- Data-driven customer or buyer personas are semi-fictional representations that showcase the key traits of a segment of your target audience, based on data you have collected from customer research and/or analytics.
- To Build a Data-driven Customer Persona:
- Conduct Customer Research
- Identify Customer Pain Points
- Identify Customer Goals
- Understand How You Can Help
- Define and Name Your Customer Personas
Here are few online tools that you can use to easily create a visual customer persona:
- Hubspot’s Make My Persona
Hubspot’s persona generator is a step-by-step wizard that will walk you through the process of creating a useful customer persona for your organization. A nice touch is that it allows you assign photos to your personas as well as names. It is focused on professional clients and customers, or business to business (B2B) use.
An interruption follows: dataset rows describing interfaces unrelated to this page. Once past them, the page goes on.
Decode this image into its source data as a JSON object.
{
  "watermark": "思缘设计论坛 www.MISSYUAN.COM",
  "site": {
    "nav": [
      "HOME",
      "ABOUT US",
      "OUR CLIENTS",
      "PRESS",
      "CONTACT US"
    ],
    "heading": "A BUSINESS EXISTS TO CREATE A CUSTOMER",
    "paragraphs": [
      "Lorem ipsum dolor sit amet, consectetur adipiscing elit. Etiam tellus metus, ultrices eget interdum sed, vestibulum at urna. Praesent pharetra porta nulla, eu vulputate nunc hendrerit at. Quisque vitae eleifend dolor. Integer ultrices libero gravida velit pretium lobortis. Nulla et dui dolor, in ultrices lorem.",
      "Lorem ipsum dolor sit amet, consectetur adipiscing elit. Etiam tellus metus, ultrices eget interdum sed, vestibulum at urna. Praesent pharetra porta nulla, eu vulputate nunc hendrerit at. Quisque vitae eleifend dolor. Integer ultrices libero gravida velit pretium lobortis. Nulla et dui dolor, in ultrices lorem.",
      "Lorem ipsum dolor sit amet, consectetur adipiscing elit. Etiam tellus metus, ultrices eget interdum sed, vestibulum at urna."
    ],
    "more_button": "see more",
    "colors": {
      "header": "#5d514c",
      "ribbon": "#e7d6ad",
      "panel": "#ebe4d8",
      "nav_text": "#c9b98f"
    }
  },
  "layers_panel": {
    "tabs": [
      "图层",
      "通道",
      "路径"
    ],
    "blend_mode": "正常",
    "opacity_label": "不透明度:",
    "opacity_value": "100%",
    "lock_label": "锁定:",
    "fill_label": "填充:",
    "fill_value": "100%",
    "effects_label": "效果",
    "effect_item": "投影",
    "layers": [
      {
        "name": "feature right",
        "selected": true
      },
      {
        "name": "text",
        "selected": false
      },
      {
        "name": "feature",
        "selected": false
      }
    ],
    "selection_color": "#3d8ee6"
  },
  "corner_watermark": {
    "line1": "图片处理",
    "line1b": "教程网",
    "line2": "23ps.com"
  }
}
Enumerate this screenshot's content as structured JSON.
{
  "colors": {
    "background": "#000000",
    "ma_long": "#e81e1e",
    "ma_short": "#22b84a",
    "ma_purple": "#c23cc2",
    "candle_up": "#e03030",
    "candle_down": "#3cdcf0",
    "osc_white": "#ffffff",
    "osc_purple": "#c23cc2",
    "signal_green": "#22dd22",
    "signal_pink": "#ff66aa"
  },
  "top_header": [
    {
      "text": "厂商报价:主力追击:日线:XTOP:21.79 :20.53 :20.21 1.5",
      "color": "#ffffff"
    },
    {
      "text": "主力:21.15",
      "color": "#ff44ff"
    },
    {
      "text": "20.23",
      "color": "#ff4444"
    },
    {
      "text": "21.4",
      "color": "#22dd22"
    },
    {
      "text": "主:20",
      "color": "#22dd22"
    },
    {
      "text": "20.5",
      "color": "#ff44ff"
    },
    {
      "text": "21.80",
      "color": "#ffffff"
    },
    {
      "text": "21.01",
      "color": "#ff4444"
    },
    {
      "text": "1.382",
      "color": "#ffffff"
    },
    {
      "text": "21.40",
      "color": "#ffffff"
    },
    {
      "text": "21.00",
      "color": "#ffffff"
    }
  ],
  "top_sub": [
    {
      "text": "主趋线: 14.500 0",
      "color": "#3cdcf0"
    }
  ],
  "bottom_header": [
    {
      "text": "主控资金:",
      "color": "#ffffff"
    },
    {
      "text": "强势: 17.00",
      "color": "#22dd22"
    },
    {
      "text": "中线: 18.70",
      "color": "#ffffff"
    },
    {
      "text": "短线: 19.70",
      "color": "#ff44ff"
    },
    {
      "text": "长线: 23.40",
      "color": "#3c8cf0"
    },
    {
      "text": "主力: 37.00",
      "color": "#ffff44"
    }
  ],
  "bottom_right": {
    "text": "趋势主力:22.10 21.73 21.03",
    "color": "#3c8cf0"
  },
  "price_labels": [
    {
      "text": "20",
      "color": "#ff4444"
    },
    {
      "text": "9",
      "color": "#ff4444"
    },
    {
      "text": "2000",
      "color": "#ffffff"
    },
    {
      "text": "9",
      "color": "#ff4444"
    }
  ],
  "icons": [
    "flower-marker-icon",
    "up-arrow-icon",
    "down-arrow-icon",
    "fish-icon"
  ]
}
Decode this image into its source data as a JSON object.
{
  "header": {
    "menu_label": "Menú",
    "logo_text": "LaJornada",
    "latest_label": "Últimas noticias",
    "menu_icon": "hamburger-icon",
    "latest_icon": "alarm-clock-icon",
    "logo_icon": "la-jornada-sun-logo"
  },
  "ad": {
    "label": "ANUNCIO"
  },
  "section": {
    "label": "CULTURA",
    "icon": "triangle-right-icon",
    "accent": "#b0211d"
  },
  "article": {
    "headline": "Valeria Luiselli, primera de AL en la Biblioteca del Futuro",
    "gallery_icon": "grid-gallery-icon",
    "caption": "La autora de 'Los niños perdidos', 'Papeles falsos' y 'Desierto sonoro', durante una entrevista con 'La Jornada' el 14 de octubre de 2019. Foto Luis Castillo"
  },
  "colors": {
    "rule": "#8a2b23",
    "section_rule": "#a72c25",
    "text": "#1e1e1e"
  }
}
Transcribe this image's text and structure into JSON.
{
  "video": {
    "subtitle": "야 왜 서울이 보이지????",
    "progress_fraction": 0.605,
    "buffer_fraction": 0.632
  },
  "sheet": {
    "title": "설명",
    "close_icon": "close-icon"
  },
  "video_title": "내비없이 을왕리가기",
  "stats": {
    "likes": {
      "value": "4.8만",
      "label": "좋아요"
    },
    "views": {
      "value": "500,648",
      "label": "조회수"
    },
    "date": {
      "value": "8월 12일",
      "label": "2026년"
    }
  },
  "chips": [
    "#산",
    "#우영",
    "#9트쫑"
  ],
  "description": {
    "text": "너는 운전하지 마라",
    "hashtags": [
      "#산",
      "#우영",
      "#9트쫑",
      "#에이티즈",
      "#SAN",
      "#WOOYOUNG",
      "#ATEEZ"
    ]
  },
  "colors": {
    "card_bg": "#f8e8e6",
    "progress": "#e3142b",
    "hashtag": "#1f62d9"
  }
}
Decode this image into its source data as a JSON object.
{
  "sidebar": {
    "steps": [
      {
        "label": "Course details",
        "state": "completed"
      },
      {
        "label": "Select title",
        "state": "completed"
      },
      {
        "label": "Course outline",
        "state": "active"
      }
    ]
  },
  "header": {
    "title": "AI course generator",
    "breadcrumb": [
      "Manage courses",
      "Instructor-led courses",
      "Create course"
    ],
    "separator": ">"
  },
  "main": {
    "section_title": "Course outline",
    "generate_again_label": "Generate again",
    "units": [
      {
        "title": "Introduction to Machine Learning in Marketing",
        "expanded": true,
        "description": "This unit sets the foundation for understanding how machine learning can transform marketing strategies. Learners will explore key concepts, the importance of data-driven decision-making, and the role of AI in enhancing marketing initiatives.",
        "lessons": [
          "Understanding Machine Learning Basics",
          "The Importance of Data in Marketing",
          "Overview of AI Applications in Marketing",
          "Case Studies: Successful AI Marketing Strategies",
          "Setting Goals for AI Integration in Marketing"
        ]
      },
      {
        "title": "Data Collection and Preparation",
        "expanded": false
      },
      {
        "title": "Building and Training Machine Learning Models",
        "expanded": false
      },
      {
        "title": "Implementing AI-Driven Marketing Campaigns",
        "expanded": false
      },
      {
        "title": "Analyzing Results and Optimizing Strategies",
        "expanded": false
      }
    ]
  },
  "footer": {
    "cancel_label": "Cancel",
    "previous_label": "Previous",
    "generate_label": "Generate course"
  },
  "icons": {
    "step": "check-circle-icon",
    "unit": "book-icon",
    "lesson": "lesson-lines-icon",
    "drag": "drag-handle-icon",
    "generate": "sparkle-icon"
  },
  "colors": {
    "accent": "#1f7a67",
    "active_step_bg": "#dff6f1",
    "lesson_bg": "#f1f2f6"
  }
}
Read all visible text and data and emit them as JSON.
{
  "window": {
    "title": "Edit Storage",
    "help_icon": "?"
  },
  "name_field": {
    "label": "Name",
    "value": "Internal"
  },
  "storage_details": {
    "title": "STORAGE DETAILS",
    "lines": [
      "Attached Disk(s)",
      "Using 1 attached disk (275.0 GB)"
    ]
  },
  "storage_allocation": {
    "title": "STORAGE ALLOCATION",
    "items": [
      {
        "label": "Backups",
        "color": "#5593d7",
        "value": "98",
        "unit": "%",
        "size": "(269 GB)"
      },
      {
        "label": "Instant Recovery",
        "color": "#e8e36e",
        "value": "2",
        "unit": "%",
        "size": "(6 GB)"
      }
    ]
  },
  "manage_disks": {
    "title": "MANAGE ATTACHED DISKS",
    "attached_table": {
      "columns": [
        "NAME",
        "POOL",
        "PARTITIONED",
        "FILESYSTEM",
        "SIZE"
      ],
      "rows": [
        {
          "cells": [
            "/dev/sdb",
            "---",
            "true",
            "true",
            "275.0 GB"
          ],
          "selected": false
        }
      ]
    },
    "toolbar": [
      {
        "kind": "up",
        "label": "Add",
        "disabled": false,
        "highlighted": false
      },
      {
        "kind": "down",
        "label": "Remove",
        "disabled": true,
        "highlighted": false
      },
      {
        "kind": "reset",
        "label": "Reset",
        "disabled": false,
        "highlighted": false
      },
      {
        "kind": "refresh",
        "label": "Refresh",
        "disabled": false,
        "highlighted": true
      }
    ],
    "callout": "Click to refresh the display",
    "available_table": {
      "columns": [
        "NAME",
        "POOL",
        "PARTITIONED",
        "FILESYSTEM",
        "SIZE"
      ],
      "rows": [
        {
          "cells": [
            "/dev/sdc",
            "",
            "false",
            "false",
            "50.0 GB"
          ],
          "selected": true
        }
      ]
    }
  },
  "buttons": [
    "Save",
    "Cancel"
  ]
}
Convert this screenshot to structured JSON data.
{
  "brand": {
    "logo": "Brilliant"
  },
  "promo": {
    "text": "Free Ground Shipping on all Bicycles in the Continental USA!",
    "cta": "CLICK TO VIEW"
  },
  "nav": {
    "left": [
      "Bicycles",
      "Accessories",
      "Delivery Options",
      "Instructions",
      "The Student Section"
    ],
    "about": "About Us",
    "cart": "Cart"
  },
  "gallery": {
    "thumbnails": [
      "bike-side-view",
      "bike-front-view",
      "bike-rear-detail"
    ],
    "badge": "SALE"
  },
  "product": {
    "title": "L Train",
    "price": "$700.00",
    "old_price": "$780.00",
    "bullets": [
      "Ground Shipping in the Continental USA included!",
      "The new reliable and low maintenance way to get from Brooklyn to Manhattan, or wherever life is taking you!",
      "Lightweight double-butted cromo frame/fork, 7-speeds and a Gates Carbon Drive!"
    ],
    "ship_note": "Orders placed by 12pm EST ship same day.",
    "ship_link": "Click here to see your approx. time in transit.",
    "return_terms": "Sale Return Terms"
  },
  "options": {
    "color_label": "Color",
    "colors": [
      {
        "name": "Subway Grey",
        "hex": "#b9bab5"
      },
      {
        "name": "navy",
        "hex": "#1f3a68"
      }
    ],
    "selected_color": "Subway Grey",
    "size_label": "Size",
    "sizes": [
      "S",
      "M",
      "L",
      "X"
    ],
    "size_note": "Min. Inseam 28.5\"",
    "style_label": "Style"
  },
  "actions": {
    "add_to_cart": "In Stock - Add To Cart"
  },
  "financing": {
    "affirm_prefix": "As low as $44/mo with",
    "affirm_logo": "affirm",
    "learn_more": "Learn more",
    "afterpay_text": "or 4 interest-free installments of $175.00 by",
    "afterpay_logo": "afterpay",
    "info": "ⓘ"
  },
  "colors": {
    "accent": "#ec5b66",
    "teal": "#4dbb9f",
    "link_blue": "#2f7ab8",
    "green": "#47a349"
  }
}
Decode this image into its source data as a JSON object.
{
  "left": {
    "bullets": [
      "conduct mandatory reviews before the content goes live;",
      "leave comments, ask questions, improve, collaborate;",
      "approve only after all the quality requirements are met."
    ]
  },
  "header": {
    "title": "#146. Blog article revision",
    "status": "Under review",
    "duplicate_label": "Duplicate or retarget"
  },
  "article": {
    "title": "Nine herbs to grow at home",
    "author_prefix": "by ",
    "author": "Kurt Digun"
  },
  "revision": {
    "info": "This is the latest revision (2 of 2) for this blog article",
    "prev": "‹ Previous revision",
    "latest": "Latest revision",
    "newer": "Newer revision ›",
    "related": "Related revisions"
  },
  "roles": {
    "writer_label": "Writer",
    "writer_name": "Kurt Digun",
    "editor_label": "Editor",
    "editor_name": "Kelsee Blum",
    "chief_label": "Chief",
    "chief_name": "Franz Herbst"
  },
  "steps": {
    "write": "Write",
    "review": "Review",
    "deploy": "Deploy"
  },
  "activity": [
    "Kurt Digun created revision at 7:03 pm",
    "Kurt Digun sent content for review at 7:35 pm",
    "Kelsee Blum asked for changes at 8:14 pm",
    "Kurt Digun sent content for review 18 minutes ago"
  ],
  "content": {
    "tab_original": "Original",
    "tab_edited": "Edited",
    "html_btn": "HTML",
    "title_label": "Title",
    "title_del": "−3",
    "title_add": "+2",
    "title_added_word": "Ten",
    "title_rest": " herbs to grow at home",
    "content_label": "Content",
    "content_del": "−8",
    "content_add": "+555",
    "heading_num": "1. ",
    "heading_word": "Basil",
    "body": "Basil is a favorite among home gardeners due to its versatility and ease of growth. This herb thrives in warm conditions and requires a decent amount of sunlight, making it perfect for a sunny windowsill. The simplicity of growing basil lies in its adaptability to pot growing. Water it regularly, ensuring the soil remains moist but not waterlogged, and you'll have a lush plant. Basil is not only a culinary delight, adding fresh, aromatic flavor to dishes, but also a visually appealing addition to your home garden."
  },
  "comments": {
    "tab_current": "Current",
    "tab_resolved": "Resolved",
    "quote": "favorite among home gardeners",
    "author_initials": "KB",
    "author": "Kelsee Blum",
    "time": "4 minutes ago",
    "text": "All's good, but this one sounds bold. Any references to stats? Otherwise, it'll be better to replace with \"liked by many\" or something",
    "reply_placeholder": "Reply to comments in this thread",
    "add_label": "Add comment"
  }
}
Expect to be asked for information regarding not only their job title and career goals, but also the tools they use at work, who they report to, and who reports to them. This won’t be necessary information for everyone who wants a buyer persona, but some will be delighted by this. Again, this requires you to use the tool with data you’ve segmented elsewhere and simply input that data.
- User Forge
User Forge gives you more freedom to create your own criteria than other persona generators. If you know what’s important to your marketing efforts in terms of segmenting your audience, then this might be the one for you. Create quotes, blocks of text, and lists to help you and your colleagues narrow down your ideal customers and focus your marketing efforts.
This is a free tool that has an attractive and easy-to-use persona template. This is primarily about designing your customer persona, i.e., you will still need to complete your data analyses elsewhere.
Smaply gives you the tools to visualize your entire customer experience by creating personas, stakeholder maps, and journey maps (again, we’ll discuss this more in Module 3). The combination of persona creator and stakeholder and journey maps is very useful. You can describe the steps that a customer takes before purchasing a product or using a service. And you can include the factors that influence their decisions and actions. This exploration can really help an organization get a handle on customers’ wants and needs.
- Flow Mapp
Similar to Smaply, Flow Mapp allows you to create customer personas and customer journeys using the same tool. They offer a very easy-to-use, design editor with drag-and-drop content blocks, which makes creating and updating personas and customer journeys quite easy. As an extra bonus, you can also use Flow Mapp’s online collaborative tools to design your websites and apps.
- How To Create A User Persona (Video Guide) by CareerFoundry is under a Standard YouTube License.
- How To Create UX Personas by UX Mastery is under a Standard YouTube License.